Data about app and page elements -

##############################

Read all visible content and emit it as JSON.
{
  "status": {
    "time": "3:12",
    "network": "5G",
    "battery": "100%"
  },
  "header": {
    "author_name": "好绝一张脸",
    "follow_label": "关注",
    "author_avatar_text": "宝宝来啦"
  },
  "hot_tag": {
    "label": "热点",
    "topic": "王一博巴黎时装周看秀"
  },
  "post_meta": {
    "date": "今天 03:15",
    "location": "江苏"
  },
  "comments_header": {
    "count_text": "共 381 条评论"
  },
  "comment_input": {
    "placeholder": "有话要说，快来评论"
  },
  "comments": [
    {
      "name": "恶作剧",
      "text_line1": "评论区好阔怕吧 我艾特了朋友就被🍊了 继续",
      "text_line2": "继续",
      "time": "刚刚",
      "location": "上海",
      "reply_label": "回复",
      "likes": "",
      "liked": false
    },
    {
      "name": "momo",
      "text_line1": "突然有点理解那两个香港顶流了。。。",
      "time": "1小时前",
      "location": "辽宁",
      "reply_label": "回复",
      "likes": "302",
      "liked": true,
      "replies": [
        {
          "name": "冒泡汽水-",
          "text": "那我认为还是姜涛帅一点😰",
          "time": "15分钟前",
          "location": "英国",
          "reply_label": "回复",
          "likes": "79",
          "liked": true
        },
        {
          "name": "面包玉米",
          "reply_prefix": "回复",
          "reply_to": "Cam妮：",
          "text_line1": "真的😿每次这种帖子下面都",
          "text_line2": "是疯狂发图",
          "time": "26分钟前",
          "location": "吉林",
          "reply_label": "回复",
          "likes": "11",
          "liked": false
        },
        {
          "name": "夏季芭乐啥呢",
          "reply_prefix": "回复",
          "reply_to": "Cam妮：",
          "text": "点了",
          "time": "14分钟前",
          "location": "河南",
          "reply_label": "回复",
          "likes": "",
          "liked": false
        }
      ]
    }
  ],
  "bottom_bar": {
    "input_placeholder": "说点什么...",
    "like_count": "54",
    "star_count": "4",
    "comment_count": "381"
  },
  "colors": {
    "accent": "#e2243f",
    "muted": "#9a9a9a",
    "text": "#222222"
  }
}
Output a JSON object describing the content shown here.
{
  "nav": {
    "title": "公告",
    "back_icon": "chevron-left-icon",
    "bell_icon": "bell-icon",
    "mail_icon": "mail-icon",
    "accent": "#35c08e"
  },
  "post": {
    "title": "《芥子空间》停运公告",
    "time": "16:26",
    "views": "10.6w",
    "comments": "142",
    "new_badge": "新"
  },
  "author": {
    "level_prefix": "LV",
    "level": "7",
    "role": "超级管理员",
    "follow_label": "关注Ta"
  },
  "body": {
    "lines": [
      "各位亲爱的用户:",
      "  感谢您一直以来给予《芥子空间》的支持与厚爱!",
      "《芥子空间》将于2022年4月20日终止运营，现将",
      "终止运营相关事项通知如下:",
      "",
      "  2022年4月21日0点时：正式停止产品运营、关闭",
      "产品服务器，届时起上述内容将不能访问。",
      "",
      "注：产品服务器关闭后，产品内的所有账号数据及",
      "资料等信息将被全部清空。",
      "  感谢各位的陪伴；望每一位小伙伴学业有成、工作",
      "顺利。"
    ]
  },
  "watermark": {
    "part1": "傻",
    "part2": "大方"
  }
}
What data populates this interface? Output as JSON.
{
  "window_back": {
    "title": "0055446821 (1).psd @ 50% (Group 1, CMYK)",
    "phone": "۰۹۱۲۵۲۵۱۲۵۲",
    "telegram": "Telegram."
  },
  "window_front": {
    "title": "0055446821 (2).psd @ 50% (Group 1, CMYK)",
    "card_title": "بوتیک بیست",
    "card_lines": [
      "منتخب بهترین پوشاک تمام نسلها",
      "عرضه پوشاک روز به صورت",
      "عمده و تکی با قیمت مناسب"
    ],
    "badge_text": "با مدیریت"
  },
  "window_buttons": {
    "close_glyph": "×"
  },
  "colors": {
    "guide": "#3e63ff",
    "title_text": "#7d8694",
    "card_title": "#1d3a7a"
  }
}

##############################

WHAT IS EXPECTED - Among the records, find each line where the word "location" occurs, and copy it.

COMPLETED EXERCISE -
    "location": "江苏"
      "location": "上海",
      "location": "辽宁",
          "location": "英国",
          "location": "吉林",
          "location": "河南",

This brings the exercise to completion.